## EXERCISE DESCRIPTION
You are asked to filter the data below and copy every line holding "Викторовна".
───── RECORDED INFORMATION ─────
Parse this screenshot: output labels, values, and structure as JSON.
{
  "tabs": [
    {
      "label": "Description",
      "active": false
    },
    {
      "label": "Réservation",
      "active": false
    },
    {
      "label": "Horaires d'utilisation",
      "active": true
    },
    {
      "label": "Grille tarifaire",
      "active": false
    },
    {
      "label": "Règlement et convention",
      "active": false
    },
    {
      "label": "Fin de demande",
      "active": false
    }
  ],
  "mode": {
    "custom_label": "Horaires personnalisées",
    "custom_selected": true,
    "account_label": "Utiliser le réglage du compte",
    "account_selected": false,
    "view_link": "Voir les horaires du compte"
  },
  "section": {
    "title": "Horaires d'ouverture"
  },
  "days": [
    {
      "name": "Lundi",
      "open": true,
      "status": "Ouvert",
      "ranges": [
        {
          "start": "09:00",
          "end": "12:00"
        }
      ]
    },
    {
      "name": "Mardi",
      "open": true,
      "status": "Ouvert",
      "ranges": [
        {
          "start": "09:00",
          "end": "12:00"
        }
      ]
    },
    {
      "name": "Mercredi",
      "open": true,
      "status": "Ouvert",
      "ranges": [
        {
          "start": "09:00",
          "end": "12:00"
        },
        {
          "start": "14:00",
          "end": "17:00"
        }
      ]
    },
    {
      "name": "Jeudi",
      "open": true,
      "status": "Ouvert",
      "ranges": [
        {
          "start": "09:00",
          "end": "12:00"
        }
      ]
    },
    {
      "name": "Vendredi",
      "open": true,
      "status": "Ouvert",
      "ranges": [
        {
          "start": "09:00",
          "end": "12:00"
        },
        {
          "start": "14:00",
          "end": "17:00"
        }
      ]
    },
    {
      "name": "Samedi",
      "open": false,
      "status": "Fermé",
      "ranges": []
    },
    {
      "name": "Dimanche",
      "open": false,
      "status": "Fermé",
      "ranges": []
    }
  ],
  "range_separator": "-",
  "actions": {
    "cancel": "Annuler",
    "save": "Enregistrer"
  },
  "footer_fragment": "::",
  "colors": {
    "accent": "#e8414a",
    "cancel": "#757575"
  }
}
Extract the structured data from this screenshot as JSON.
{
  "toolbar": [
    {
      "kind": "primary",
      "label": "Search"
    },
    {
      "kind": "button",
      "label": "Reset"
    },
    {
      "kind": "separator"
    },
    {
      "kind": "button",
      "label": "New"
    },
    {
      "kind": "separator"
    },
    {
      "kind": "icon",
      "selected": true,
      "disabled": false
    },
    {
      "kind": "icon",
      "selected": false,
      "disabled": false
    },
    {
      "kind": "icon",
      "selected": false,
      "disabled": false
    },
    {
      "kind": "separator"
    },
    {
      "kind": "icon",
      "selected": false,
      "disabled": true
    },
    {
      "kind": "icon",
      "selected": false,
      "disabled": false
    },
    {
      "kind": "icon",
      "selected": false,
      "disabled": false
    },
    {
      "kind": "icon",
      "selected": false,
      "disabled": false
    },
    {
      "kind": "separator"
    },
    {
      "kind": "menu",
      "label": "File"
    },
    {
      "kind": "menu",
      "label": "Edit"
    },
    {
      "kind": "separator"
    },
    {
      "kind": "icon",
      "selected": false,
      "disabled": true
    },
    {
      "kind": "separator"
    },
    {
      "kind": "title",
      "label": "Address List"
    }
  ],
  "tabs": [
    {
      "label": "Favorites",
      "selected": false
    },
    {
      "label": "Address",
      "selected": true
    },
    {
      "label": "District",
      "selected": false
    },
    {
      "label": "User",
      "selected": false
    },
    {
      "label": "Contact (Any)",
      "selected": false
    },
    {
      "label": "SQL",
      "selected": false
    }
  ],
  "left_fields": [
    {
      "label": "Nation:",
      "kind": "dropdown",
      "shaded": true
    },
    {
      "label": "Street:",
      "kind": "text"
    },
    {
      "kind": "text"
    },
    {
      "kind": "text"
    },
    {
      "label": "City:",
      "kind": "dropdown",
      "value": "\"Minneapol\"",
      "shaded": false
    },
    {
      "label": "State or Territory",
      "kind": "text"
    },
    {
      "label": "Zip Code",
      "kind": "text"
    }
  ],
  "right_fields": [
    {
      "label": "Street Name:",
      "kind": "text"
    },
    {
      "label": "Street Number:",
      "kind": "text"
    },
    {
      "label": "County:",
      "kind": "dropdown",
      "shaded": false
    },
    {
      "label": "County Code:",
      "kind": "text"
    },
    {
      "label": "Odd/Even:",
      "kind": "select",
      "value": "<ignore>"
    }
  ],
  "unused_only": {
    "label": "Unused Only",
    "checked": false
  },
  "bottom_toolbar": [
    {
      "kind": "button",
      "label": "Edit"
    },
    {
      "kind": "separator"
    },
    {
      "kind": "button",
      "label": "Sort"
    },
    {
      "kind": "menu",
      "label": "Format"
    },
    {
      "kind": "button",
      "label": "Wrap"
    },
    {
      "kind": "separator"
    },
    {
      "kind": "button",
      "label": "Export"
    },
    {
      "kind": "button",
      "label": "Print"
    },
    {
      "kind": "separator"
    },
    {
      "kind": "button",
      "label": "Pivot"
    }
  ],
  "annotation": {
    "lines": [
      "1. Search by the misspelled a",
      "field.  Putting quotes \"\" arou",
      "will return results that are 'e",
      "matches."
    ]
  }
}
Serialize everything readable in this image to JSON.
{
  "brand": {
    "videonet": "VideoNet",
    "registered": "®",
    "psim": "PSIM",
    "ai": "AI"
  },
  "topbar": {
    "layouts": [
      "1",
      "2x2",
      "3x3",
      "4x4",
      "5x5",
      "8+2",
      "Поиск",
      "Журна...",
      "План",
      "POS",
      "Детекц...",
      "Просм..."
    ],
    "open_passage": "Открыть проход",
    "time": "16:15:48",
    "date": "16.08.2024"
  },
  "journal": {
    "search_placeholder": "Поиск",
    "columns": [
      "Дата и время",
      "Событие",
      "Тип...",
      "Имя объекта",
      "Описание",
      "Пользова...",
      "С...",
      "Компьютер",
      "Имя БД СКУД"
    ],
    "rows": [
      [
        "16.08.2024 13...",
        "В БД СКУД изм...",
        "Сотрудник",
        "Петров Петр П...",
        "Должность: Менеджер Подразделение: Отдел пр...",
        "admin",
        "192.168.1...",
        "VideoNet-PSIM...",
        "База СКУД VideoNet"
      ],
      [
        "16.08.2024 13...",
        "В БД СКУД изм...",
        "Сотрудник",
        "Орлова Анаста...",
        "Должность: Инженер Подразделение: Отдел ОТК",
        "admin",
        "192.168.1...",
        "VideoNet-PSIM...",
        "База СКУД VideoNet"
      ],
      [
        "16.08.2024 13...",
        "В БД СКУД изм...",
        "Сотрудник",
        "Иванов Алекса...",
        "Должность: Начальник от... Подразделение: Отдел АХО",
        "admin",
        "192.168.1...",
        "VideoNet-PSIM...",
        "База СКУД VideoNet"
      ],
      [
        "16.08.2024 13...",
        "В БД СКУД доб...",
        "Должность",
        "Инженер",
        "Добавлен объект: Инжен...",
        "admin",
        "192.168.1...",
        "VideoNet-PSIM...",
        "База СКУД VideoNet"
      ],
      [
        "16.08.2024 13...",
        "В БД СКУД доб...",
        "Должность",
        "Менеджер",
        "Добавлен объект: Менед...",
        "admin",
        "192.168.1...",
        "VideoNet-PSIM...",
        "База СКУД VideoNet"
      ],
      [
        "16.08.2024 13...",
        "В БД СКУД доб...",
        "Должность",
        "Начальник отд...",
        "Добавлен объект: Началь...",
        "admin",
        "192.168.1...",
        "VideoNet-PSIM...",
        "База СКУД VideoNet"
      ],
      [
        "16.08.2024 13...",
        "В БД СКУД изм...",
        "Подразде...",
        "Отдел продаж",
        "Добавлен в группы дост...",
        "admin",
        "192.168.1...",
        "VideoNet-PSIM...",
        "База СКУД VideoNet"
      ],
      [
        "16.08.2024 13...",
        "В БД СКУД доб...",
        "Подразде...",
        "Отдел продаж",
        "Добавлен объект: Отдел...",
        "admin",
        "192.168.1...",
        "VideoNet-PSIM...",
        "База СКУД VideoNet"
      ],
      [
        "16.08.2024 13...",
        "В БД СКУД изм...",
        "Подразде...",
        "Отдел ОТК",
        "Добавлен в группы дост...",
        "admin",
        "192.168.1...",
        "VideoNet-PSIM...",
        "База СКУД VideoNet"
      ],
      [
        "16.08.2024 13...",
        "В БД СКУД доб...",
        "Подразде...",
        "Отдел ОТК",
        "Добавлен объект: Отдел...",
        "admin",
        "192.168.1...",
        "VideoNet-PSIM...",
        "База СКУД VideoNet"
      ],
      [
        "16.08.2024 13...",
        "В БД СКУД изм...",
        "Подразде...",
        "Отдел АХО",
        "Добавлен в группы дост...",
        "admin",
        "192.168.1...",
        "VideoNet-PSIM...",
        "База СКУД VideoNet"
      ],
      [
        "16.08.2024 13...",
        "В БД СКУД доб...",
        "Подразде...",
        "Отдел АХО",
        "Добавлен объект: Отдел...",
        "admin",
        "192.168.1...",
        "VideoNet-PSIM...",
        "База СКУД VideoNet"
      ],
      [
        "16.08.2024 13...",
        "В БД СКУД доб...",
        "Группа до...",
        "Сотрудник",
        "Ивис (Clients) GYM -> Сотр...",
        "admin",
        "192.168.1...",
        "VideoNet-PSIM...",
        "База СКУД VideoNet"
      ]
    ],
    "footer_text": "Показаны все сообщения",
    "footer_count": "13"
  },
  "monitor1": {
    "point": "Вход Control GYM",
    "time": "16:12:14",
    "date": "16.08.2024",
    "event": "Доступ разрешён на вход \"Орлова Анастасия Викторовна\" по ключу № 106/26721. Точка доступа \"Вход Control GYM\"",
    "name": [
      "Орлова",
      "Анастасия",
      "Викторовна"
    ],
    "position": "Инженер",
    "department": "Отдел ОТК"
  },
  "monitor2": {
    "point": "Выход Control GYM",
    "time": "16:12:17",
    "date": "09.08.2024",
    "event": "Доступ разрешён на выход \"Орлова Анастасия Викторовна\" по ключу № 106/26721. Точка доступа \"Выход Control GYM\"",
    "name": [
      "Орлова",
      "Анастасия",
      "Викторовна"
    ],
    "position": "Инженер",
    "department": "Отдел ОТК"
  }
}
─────
## RESPONSE TO THE EXERCISE
    "event": "Доступ разрешён на вход \"Орлова Анастасия Викторовна\" по ключу № 106/26721. Точка доступа \"Вход Control GYM\"",
      "Викторовна"
    "event": "Доступ разрешён на выход \"Орлова Анастасия Викторовна\" по ключу № 106/26721. Точка доступа \"Выход Control GYM\"",
      "Викторовна"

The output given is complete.